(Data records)

*** Begin section ***

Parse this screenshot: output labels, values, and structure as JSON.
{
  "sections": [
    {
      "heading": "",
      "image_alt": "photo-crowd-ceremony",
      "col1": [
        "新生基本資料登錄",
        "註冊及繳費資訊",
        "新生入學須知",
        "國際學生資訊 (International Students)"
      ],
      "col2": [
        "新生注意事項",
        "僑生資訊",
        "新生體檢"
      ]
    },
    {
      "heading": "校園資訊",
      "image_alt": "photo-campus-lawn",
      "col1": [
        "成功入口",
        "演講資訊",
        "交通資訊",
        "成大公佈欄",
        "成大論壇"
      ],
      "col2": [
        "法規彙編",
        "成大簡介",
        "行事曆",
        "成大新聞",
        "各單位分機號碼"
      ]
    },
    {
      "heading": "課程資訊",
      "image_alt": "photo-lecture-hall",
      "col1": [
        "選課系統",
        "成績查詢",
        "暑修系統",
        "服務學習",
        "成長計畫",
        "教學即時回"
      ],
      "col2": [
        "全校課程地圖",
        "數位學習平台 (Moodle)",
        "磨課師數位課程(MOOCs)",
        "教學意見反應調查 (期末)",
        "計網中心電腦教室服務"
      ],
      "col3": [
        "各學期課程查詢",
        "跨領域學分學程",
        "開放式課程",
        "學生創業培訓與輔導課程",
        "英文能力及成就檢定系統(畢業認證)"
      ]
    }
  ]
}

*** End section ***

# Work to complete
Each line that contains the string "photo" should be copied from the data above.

# Response to this task
      "image_alt": "photo-crowd-ceremony",
      "image_alt": "photo-campus-lawn",
      "image_alt": "photo-lecture-hall",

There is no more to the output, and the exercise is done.